In an interview with AS Berman for his behind-the-scenes book, The Gilmore Girls Companion, Edward Herrmann shared his thoughts on the show, his character, and these lengthy scripts. Herrmann said what made the show’s dialogue so difficult was not just the amount of dialogue, but how precise it had to be without leaving room for error or even ad libbing. “Amy insisted on crossing the ts and dotting the i, often to good effect but sometimes to not so good effect, it got you focused. It really got you focused and not sloppy, which was good.” He added, “It was tough because the scripts were so long … So yeah, there was a lot of fast talking, even for old pros like Kelly [Bishop] and myself, it was hard.”

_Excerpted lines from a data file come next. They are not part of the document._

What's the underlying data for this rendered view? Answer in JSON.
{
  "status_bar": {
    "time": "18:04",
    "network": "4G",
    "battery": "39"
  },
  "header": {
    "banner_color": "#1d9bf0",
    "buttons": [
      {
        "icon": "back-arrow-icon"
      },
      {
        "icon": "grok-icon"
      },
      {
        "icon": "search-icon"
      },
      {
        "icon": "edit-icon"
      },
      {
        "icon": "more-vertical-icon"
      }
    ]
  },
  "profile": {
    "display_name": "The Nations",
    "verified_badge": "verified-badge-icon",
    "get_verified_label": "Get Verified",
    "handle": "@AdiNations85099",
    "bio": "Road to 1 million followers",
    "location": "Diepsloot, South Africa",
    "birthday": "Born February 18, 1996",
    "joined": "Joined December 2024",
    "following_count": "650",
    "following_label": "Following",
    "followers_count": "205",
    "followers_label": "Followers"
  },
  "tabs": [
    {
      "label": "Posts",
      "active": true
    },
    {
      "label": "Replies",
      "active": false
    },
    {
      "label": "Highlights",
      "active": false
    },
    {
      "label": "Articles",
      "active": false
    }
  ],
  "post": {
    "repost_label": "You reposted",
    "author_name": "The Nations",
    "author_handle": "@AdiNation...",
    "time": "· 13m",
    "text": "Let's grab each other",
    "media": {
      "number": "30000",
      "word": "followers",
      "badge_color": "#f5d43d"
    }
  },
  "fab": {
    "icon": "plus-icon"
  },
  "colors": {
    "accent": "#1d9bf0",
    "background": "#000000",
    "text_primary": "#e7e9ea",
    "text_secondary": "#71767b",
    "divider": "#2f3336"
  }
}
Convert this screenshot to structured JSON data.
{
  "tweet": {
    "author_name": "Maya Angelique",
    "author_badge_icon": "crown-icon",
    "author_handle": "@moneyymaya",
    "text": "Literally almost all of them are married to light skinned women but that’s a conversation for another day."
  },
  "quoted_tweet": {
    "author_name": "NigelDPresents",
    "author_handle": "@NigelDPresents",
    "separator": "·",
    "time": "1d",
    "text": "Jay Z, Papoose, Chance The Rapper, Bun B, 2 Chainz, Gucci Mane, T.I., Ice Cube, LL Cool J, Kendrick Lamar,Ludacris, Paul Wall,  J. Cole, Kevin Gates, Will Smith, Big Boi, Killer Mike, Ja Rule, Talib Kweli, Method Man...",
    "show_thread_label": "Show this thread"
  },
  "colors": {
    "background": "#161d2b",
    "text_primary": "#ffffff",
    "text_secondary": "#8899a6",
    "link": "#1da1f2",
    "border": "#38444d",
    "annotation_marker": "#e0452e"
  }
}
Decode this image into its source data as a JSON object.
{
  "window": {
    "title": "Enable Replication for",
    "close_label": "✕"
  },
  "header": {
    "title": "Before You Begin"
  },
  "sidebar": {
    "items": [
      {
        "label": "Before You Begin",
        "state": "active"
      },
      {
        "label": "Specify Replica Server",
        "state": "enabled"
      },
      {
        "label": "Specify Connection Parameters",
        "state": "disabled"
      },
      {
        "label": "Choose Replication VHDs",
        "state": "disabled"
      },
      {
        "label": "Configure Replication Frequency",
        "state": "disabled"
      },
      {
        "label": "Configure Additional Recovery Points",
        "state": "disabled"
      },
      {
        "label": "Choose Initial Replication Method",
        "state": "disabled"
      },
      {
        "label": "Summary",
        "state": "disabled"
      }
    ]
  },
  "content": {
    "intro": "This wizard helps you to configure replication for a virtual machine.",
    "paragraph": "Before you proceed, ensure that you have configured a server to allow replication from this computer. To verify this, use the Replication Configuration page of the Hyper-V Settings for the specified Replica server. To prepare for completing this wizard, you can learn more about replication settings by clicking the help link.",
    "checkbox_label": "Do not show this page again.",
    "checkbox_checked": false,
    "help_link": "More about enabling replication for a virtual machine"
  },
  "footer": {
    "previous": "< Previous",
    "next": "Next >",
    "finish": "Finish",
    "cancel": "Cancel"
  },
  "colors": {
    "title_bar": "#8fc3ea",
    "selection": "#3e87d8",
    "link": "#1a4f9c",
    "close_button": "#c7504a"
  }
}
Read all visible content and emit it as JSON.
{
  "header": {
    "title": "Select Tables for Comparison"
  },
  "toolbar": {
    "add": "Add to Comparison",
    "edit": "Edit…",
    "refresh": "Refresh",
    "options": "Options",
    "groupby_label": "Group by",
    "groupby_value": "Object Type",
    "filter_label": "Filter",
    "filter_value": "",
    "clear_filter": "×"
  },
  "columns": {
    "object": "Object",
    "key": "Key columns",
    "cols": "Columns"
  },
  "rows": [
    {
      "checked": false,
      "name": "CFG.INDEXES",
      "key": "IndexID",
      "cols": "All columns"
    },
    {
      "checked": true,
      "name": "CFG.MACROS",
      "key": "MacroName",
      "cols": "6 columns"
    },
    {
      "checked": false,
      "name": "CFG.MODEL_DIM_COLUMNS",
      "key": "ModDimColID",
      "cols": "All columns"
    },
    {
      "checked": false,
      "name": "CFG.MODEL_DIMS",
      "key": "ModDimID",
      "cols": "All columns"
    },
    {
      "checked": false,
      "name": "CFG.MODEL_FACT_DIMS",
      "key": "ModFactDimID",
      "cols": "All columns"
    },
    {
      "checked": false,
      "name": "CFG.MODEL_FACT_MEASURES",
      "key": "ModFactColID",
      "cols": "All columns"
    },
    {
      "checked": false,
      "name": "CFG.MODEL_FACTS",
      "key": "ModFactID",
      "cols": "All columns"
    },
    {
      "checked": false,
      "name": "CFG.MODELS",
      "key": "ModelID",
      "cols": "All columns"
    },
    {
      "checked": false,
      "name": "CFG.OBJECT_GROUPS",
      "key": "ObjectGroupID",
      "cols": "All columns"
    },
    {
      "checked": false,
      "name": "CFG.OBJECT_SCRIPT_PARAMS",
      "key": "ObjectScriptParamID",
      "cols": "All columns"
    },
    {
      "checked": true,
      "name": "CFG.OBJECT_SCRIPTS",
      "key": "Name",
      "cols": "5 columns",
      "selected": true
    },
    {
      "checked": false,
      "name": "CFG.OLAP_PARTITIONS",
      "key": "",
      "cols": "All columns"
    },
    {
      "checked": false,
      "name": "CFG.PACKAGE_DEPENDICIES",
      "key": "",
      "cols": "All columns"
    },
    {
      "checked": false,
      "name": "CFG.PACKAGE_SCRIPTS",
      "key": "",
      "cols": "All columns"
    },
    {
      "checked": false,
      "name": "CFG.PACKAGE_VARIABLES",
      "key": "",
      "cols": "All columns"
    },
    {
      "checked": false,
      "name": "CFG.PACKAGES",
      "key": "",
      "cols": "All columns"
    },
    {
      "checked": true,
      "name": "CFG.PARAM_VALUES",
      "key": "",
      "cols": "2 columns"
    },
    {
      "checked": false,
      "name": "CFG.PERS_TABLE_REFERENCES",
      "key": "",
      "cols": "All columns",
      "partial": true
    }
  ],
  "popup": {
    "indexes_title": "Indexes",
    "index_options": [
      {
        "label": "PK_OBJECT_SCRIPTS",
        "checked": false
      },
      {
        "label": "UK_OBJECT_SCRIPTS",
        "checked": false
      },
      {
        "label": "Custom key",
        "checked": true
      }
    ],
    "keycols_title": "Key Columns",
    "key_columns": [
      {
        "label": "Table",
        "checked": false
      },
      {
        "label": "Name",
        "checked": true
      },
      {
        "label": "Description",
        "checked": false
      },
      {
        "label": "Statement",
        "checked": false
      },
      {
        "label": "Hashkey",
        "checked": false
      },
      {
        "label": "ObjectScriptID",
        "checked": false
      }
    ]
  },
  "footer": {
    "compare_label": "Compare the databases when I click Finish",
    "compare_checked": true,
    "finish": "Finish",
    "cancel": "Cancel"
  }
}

Looking back, however, Herrmann understood why Sherman-Palladino’s screenplays required such focus and specificity. “The lack of flexibility at that level was hard to take at times, but I can understand it with hindsight. When you have a project like this where you have control, you want TOTAL control. Because there are so many people who want to take it away from you,” he said.
Sadly, Herrmann passed away in 2014 and the Netflix revival Gilmore Girls: A Year in the Life went on without him. The fiction mirrored reality in this case, as Richard Gilmore was also written as deceased in the reboot.